Why did Miss. Gov. Haley Barbour praise President Obama’s political skills on “Meet the Press” yesterday?
In a discussion about Obama’s reluctance to engage in the Wisconsin labor battle, Barbour said: “The president is one of the greatest politicians in the history of the United States.”
Even faint praise for the president seems odd from any Republican pondering a run for the Oval Office. Is this a sign that Barbour won’t run? Or is it an early attempt to build an excuse for the defeat Republicans fear they will face in 2012?
Just four months after posting historic election gains, Republicans are experiencing a reality check about 2012: President Barack Obama is going to be a lot tougher to defeat than he looked late last year.

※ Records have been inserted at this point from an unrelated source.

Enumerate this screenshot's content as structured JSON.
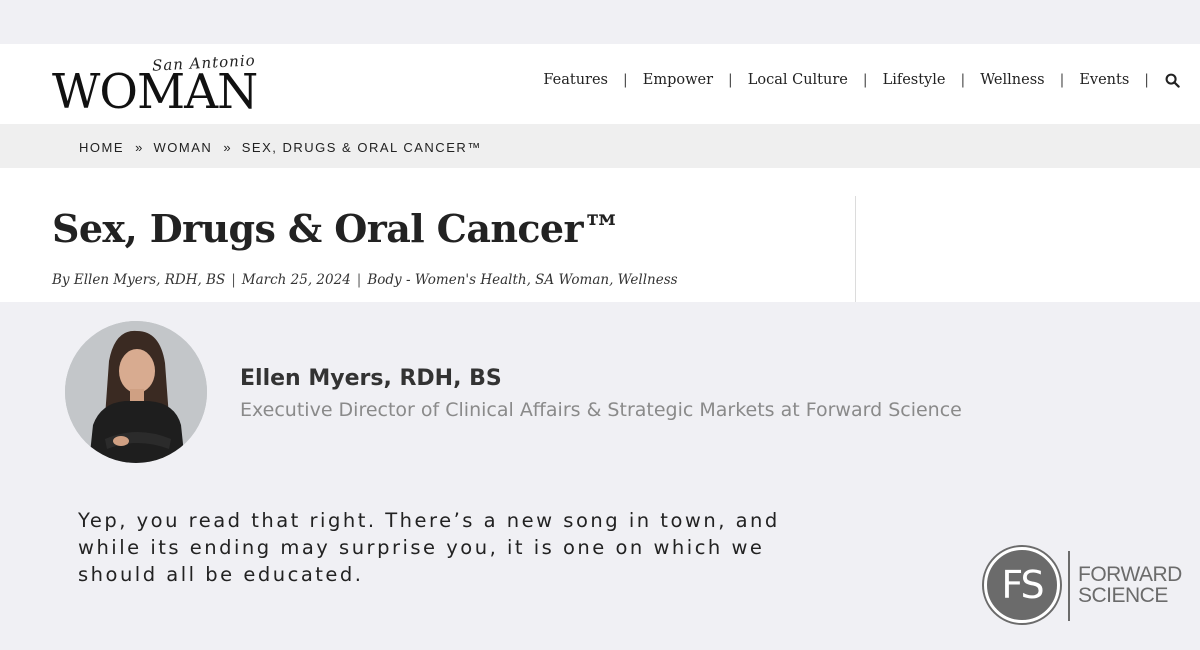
{
  "header": {
    "logo_script": "San Antonio",
    "logo_word": "WOMAN",
    "nav": [
      "Features",
      "Empower",
      "Local Culture",
      "Lifestyle",
      "Wellness",
      "Events"
    ],
    "search_icon": "search-icon"
  },
  "breadcrumb": {
    "items": [
      "HOME",
      "WOMAN",
      "SEX, DRUGS & ORAL CANCER™"
    ],
    "separator": "»"
  },
  "article": {
    "title": "Sex, Drugs & Oral Cancer™",
    "byline": {
      "author": "By Ellen Myers, RDH, BS",
      "date": "March 25, 2024",
      "categories": "Body - Women's Health, SA Woman, Wellness"
    }
  },
  "author_card": {
    "name": "Ellen Myers, RDH, BS",
    "role": "Executive Director of Clinical Affairs & Strategic Markets at Forward Science"
  },
  "excerpt": {
    "lines": [
      "Yep, you read that right.  There’s a new song in town, and",
      "while its ending may surprise you, it is one on which we",
      "should all be educated."
    ]
  },
  "brand_logo": {
    "monogram": "FS",
    "line1": "FORWARD",
    "line2": "SCIENCE"
  },
  "colors": {
    "page_bg": "#f0f0f4",
    "header_bg": "#ffffff",
    "breadcrumb_bg": "#efefef",
    "role_text": "#8a8a8a",
    "brand_gray": "#6b6b6b"
  }
}
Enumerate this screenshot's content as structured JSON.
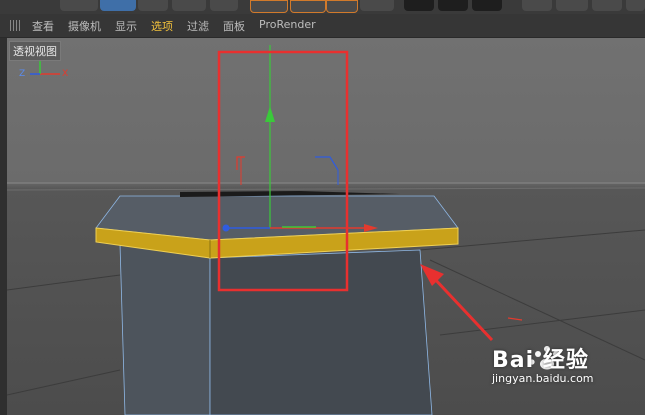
{
  "menu": {
    "items": [
      {
        "label": "查看"
      },
      {
        "label": "摄像机"
      },
      {
        "label": "显示"
      },
      {
        "label": "选项",
        "active": true
      },
      {
        "label": "过滤"
      },
      {
        "label": "面板"
      },
      {
        "label": "ProRender"
      }
    ]
  },
  "viewport": {
    "label": "透视视图",
    "axis_y": "Y",
    "axis_z": "Z",
    "axis_x": "X"
  },
  "watermark": {
    "brand": "Bai 经验",
    "url": "jingyan.baidu.com"
  },
  "colors": {
    "selection_box": "#e8302f",
    "arrow": "#e8302f",
    "x_axis": "#e23b2e",
    "y_axis": "#3ac93a",
    "z_axis": "#2f5ce0",
    "selected_face": "#c9a21a",
    "active_menu": "#f3c23c"
  }
}
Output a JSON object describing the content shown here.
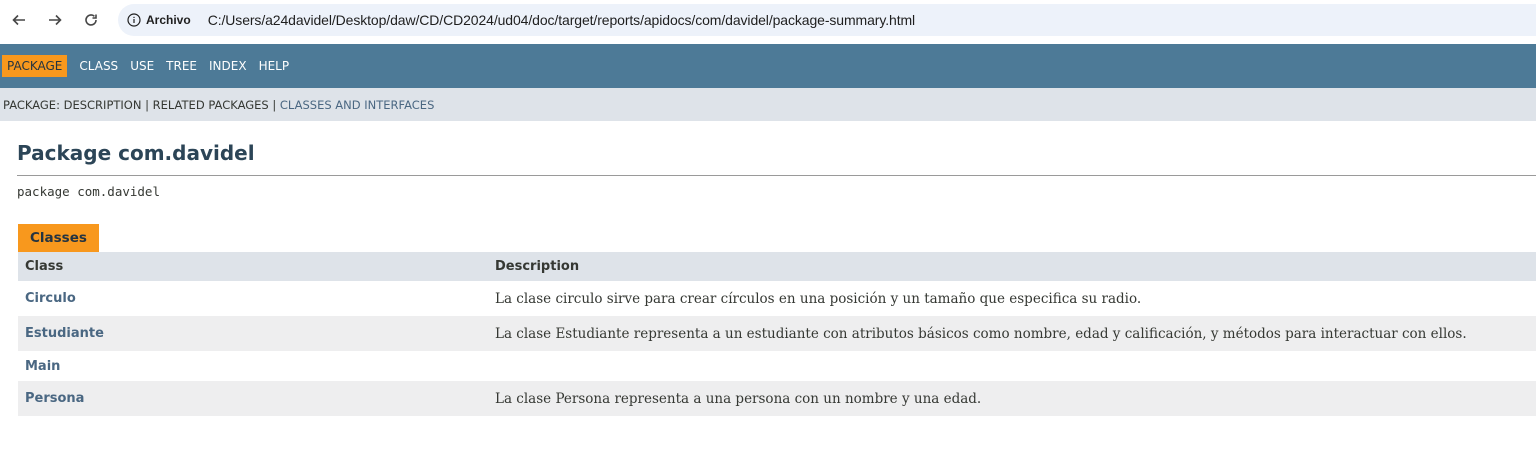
{
  "browser": {
    "scheme_label": "Archivo",
    "url": "C:/Users/a24davidel/Desktop/daw/CD/CD2024/ud04/doc/target/reports/apidocs/com/davidel/package-summary.html"
  },
  "top_nav": {
    "items": [
      {
        "label": "PACKAGE"
      },
      {
        "label": "CLASS"
      },
      {
        "label": "USE"
      },
      {
        "label": "TREE"
      },
      {
        "label": "INDEX"
      },
      {
        "label": "HELP"
      }
    ]
  },
  "sub_nav": {
    "prefix": "PACKAGE: DESCRIPTION | RELATED PACKAGES | ",
    "link": "CLASSES AND INTERFACES"
  },
  "page": {
    "title": "Package com.davidel",
    "declaration": "package com.davidel"
  },
  "classes_table": {
    "caption": "Classes",
    "headers": {
      "class": "Class",
      "description": "Description"
    },
    "rows": [
      {
        "class": "Circulo",
        "description": "La clase circulo sirve para crear círculos en una posición y un tamaño que especifica su radio."
      },
      {
        "class": "Estudiante",
        "description": "La clase Estudiante representa a un estudiante con atributos básicos como nombre, edad y calificación, y métodos para interactuar con ellos."
      },
      {
        "class": "Main",
        "description": ""
      },
      {
        "class": "Persona",
        "description": "La clase Persona representa a una persona con un nombre y una edad."
      }
    ]
  },
  "colors": {
    "nav_bg": "#4d7a97",
    "subnav_bg": "#dee3e9",
    "accent": "#f8981d",
    "link": "#4a6782",
    "title": "#2c4557"
  }
}
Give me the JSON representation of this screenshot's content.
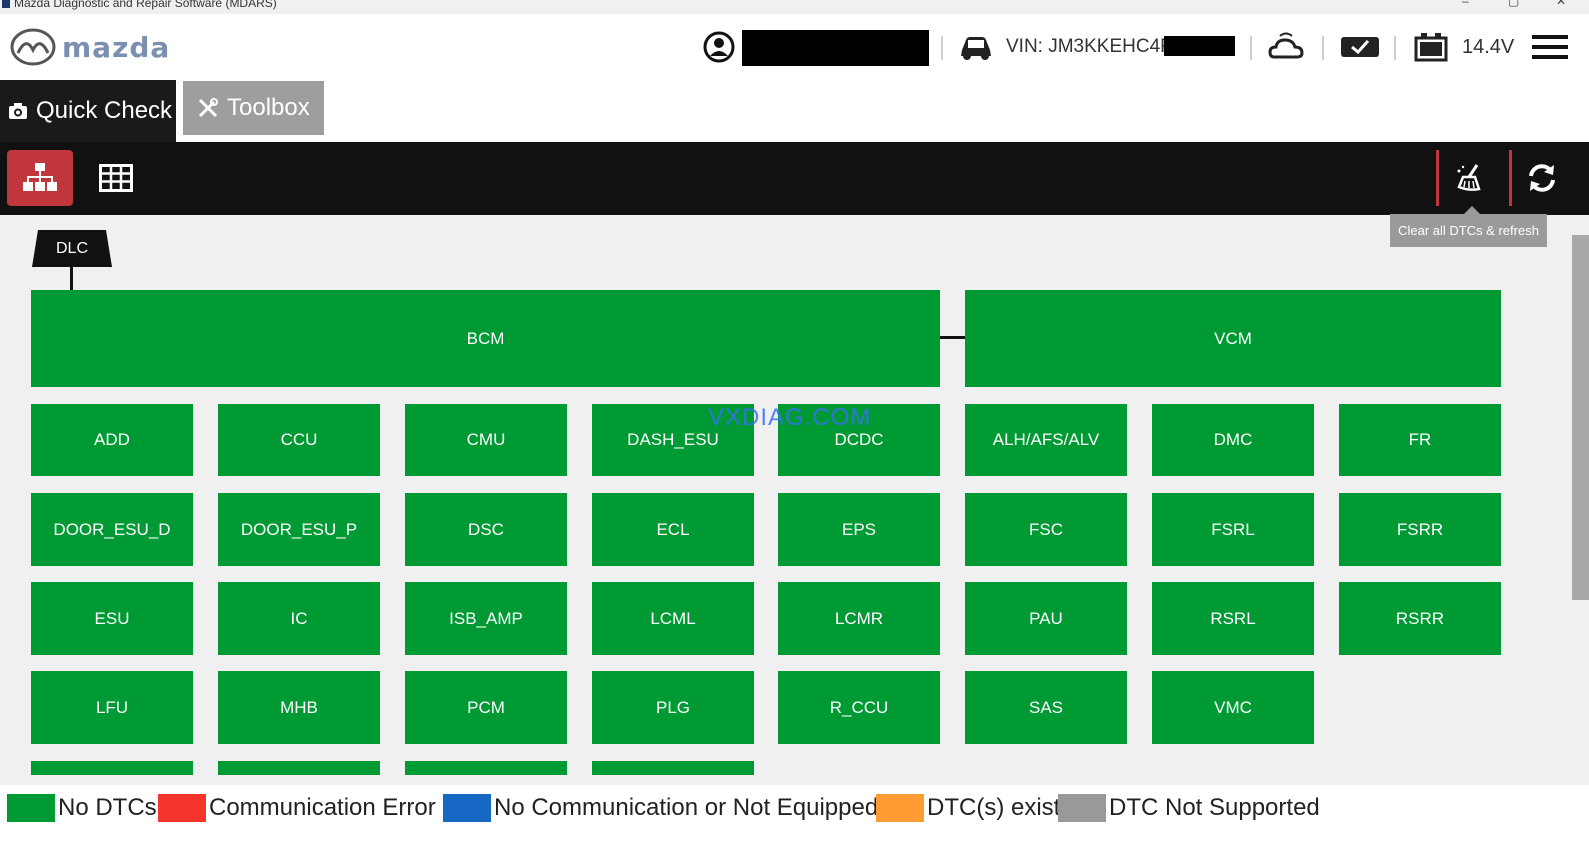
{
  "window": {
    "title": "Mazda Diagnostic and Repair Software (MDARS)"
  },
  "header": {
    "brand": "mazda",
    "vin_label": "VIN: JM3KKEHC4R",
    "voltage": "14.4V"
  },
  "tabs": [
    {
      "label": "Quick Check"
    },
    {
      "label": "Toolbox"
    }
  ],
  "toolbar": {
    "tooltip": "Clear all DTCs & refresh"
  },
  "topology": {
    "dlc_label": "DLC",
    "bus_modules": [
      "BCM",
      "VCM"
    ],
    "modules_row1": [
      "ADD",
      "CCU",
      "CMU",
      "DASH_ESU",
      "DCDC",
      "ALH/AFS/ALV",
      "DMC",
      "FR"
    ],
    "modules_row2": [
      "DOOR_ESU_D",
      "DOOR_ESU_P",
      "DSC",
      "ECL",
      "EPS",
      "FSC",
      "FSRL",
      "FSRR"
    ],
    "modules_row3": [
      "ESU",
      "IC",
      "ISB_AMP",
      "LCML",
      "LCMR",
      "PAU",
      "RSRL",
      "RSRR"
    ],
    "modules_row4": [
      "LFU",
      "MHB",
      "PCM",
      "PLG",
      "R_CCU",
      "SAS",
      "VMC"
    ]
  },
  "watermark": "VXDIAG.COM",
  "legend": [
    {
      "label": "No DTCs",
      "color": "#009a34"
    },
    {
      "label": "Communication Error",
      "color": "#f5352b"
    },
    {
      "label": "No Communication or Not Equipped",
      "color": "#1767c4"
    },
    {
      "label": "DTC(s) exist",
      "color": "#ff9b33"
    },
    {
      "label": "DTC Not Supported",
      "color": "#999999"
    }
  ],
  "colors": {
    "module_ok": "#009a34",
    "accent_red": "#c0363c",
    "toolbar_bg": "#111111"
  }
}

Having gone from despondency in 2008 to euphoria last November, a more sober GOP is wincing in the light of day as they consider just how difficult unseating an incumbent president with a massive warchest is going to be, even with a still-dismal economy. . .
. .There is an unmistakable sense among Republicans that the breezy predictions of Obama turning out to be the next Jimmy Carter were premature.
Obama does have good political skills. He wouldn’t have been elected as the nation’s first black president if he didn’t. But if the president wins re-election during a year in which unemployment is expected to remain high, he’ll have a weak GOP presidential field — held hostage to its fanatics — to thank.
That’s what I said on the Chris Matthews show a week ago:
In the 1970s, the Democratic Party was widely believed to be held hostage to its fringe elements: black nationalists demanding reparations, peaceniks who saw no enemies that America didn’t create, feminists burning their bras and apologists for criminals. As a result, Democrats won the White House just once from 1968 until 1992. It took them more than a decade to shed their reputation for lunacy — deserved or not.
The Republicans are wandering in a similar wilderness, stalked by their lunatic fringe: birthers, nativists, Muslim-haters, Rush Limbaugh, Sarah Palin and Glenn Beck fetishists. Let’s take a look at just one issue: immigration reform. No Republican can hope to win the GOP nomination unless he takes a no-holds-barred, foot-on-their-throats attitude toward illegal immigrants. Even Republicans who had previously supported the DREAM Act, which would allow a path to citizenship for fewer than a million law-abiding young adults, refused to vote for it in December.
As a result, the GOP has precious little support among Latino voters. From Politico:
“The electorate will look much different in 2012 than it did in 2010,” said Rep. Tom Cole (R-Okla.), who was a political operative for decades before coming to Congress. “It’s going to be younger, browner, and more to the left.”
The problem for Republicans is most acute among Hispanics, a pivotal bloc of the electorate in must-have Florida and the West.
“Republicans cannot afford to lose the Latino vote by 30%+ as they did in 2008,” read the slide headline on a 2012 polling presentation sent out last week by the GOP survey research firm Public Opinion Strategies.
Whit Ayres, a longtime GOP pollster with his own firm, said that the most discouraging piece of data for the party ahead of 2012 is the GOP’s difficulty with Hispanic voters.
“If we lose the fastest-growing, largest minority group like we lost them in 2008, it’s going to be pretty tough in places like Colorado, New Mexico, Nevada and Arizona,” observed Ayres.
It’s going to take the Republican Party a while to free itself from the clutches of its crazies and — barring a crisis that renders Obama unelectable — find its way back to the Oval Office.